The two Maseratis were the six-cylinder ears one of which ran at Monte Carlo, and so do not require further description. The two French cars, the Sefac and the Bugatti were of considerable technical interest. The front wheels of the Sefac are independently suspended, the stub axles being mounted on sliding blocks steadied by long radius rods from the centre of the chassis, the weight of the car being carried on coil springs. Coil springs are also used at the
rear, but the rear axle is of normal construction. The brakes are operated by cable. The engine consists of two blocks of four, mounted side-by-side on a common crank-case. The crank-shafts are geared together, and rotate in the opposite directions, and the drive is taken from the near-side one through the gear-box to the back axle bevels, which of course arc carried at one side of the back axle. At the rear end of the other block of cylinders is the supercharger, which has two rotors, one with five and one with seven vanes, similar to the type used on the old Salmsons. Two carburetters are used
The capacity is 2,750 c.c., there are two cam-shafts for each of the blocks, and the head is of bronze.
Workmen were busy making last-minute adjustments on the 3.8-litre Bugatti when we went to see it, and there was not much time to inspect it. The engine looked almost identical with the ” 3.3’s,” but an enormous ribbed blower similar to those employed on the 4.9-litre cars was used with the carburetters underneath, and a vertical induction pipe leading into a ” semi-downdraught ” induction pipe. An intriguing-looking ribbed oil-cooler sprouted out of the scuttle on the way to the oil tank fitted beside the driver. The chassis was similar in most respects to that used on the 3.3-litre cars, with a
more upswept front axle and slightly altered front brakes. The radiator had
been increased in size and was fitted with a cowling. The second stage in the Nuvolrzri-Caracciola by a narrow margin in the fifth and sixth
Finally a consultation, and it was decided to pass it, the weight being furnished officially as 750 kilogrammes. The Auto-Unions with the big engines weighed 746 kilogrammes and that of Rosemeyer 748. Lightest of all were the two

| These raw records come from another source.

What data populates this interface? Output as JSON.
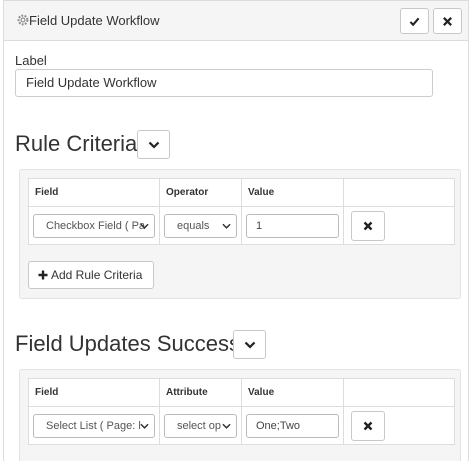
{
  "header": {
    "title": "Field Update Workflow",
    "icon": "gear-icon",
    "confirm_icon": "check-icon",
    "close_icon": "close-icon"
  },
  "label_field": {
    "label": "Label",
    "value": "Field Update Workflow"
  },
  "rule_criteria": {
    "title": "Rule Criteria",
    "columns": [
      "Field",
      "Operator",
      "Value",
      ""
    ],
    "rows": [
      {
        "field": "Checkbox Field ( Pa",
        "operator": "equals",
        "value": "1"
      }
    ],
    "add_button_label": "Add Rule Criteria"
  },
  "field_updates_success": {
    "title": "Field Updates Success",
    "columns": [
      "Field",
      "Attribute",
      "Value",
      ""
    ],
    "rows": [
      {
        "field": "Select List ( Page: l",
        "attribute": "select op",
        "value": "One;Two"
      }
    ]
  },
  "colors": {
    "header_bg": "#f5f5f5",
    "well_bg": "#f5f5f5",
    "border": "#dcdcdc"
  }
}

Alfa-Romeos which weighed only 733 kilogrammes, practically the same as last year. The Sefac passed through quite comfortably, and so did the Bugatti.
This was of course the ” 3.3 ” which had been used for practising. The 3.8-litre did not turn up until nearly midnight, but the officials were in readiness, and checked it over in the same way as the other cars. Now as to the various cars entered. The Mercedes-Benzes were externally identical
with the cars used this season and last, and are fitted with 3.9-litre engines. The cornpression has, however, been raised and the